It is important to prevent cross-contamination of separately-treated cells (e.g. individual cells exposed to different types of media). Additionally, excessive shear stress could induce mechanical stress on cells and interfere with measurement of cellular response (when response should only be dependent on treatment of cells) [4]. There must be an effective means of separating individual cells when they divide; flowrate can prevent cellular adhesion and formation of colonies so that cells can be measured individually. The video to the right demonstrates an effective means of trapping individual cells; with each cellular division, the progeny gets trapped in a successive well within the channel[5].

Project Overview

Microfluidic devices are apparatuses predominantly made out of Polydimethylsiloxane (PDMS) layers on silicon wafers that allow for exquisite control over miniscule fluid volumes. Through various microfluidic techniques like photolithography, microfluidics has introduced a means to reliably and effectively create and control variables and environments that can be readily replicable.

Device Design

Figure 3: Mothership device from Wang et al[6]. The side channels specialize in trapping E. coli cells due to their rod shape.
Figure 4: Print of our device based on Wang’s device.

Material Considerations

The device comprises of one PDMS layer, with a master mold created via photolithography.

Applications

Biomedical Research

Microfluidic devices have potential for stem cell research. Since microfluidic devices have microenvironments (e.g. pH) that can be controlled, changing these conditions can influence response of stem cells (e.g. proliferation rate, differentiation) [3]. Establishing concentration gradients, as seen in chemotaxis and durotaxis gradient devices, can measures stem cells response under a variety of conditions.

Pharmaceutical Research

Microfludic devices enable high throughput for drug testing by only needing to administer them in minute quantities. Isolation of cells in these devices can be done with ease, as well as using channels to direct drugs to cells and measure their response to the drug [3].

References

[1] Rosano, G. L. & Ceccarelli, E. A. Recombinant protein expression in Escherichia coli: Advances and challenges. Front. Microbiol. 5, (2014). http://dx.doi.org/10.3389/fmicb.2014.00172

[2] Makrides, S. C. Strategies for achieving high-level expression of genes in Escherichia coli. Microbiol. Rev. 60, 512–+ (1996).

[3] El-Ali, J., Sorger, P. K. & Jensen, K. F. Cells on chips. Nature 442, 403–411 (2006). http://dx.doi.org/10.1038/nature05063

[4] Rusconi, R., Garren, M. & Stocker, R. in Annual Review of Biophysics, Vol 43 (ed. Dill, K. A.) 43, 65–91 (Annual Reviews, 2014).

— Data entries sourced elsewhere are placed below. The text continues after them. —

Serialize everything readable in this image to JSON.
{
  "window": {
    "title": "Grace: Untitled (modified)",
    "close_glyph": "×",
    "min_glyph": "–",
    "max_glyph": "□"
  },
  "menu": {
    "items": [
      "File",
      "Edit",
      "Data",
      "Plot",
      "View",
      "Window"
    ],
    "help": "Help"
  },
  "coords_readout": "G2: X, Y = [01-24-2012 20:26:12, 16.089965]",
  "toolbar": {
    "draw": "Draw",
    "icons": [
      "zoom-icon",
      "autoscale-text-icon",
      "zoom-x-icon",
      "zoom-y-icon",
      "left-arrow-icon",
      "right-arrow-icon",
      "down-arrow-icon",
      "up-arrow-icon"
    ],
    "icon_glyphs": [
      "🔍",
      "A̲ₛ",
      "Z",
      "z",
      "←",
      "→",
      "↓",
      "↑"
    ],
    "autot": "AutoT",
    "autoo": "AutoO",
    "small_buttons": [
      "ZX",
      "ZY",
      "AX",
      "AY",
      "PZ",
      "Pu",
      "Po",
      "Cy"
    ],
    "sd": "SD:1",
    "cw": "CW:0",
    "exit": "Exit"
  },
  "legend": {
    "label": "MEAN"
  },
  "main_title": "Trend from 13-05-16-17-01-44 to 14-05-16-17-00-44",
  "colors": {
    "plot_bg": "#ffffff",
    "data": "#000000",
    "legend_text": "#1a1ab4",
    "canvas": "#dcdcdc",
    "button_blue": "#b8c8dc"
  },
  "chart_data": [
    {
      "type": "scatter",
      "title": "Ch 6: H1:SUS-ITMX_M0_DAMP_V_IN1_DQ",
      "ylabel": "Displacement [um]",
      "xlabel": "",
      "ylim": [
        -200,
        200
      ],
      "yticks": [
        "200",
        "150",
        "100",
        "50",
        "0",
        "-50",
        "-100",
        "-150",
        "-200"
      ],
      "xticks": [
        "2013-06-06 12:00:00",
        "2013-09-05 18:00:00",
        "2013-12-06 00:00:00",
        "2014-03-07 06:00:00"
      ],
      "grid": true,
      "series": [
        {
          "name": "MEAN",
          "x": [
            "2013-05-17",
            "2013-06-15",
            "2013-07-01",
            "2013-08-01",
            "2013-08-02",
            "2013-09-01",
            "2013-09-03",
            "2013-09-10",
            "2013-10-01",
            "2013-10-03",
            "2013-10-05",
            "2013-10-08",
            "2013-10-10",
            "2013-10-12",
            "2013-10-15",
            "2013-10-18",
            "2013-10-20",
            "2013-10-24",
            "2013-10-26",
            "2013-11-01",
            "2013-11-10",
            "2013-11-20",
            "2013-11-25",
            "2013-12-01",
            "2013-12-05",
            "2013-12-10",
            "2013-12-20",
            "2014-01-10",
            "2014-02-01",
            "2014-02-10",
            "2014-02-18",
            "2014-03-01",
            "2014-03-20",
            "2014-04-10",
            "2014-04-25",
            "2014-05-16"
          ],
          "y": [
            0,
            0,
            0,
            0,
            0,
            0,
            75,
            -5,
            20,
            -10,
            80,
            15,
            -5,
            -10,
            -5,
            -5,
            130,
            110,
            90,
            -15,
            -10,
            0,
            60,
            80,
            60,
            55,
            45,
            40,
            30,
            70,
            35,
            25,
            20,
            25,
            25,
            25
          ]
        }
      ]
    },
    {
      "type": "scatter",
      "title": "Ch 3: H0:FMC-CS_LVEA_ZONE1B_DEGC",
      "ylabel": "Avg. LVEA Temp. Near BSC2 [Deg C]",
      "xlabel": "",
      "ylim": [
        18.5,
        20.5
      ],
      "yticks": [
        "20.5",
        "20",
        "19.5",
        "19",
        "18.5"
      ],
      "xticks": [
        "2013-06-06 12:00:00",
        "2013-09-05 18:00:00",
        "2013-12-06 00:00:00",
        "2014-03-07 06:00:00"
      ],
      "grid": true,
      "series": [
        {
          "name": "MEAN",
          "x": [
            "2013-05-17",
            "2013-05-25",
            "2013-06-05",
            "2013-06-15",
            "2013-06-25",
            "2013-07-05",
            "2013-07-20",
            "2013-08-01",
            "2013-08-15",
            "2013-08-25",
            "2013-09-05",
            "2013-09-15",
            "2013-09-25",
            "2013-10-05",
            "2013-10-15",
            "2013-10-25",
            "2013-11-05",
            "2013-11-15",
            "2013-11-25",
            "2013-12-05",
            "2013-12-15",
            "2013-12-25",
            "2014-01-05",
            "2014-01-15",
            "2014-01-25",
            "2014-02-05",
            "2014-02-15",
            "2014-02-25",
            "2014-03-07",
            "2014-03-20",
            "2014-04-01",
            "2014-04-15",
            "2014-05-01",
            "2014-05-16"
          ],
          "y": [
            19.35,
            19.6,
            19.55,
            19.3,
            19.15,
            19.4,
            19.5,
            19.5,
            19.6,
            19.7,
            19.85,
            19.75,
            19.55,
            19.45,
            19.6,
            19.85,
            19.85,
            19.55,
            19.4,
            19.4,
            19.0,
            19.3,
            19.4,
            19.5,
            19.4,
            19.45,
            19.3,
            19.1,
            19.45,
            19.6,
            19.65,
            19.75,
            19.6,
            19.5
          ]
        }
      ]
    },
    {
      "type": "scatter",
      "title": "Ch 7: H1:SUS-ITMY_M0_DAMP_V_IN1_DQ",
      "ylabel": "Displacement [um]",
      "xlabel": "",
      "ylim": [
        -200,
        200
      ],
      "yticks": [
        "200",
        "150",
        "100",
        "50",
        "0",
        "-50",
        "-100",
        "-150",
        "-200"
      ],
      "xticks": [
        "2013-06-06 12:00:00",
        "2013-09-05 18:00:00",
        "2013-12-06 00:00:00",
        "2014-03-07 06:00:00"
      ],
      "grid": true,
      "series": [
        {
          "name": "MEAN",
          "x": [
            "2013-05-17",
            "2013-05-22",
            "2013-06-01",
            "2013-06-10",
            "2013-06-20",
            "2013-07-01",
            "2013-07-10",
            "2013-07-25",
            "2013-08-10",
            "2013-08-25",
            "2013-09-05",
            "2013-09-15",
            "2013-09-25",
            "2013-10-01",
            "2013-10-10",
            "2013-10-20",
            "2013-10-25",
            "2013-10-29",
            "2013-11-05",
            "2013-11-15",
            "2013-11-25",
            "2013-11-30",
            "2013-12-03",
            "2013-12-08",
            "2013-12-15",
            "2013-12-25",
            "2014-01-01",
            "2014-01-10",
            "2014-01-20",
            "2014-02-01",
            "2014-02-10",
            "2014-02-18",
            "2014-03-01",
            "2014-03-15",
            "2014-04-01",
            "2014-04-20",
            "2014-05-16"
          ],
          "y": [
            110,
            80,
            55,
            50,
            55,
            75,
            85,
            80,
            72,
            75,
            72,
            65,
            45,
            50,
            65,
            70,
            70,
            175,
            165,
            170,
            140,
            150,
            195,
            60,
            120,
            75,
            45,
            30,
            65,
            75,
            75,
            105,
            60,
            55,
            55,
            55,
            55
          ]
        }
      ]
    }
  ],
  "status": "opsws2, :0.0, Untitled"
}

[5] Kimmerling, R. J. et al. A microfluidic platform enabling single-cell RNA-seq of multigenerational lineages. Nat. Commun. 7, 10220 (2016). http://dx.doi.org/10.1038/ncomms10220

[6] Wang, P. et al. Robust growth of Escherichia coli. Curr. Biol. 20, 1099–1103 (2010). http://dx.doi.org/10.1016/j.cub.2010.04.045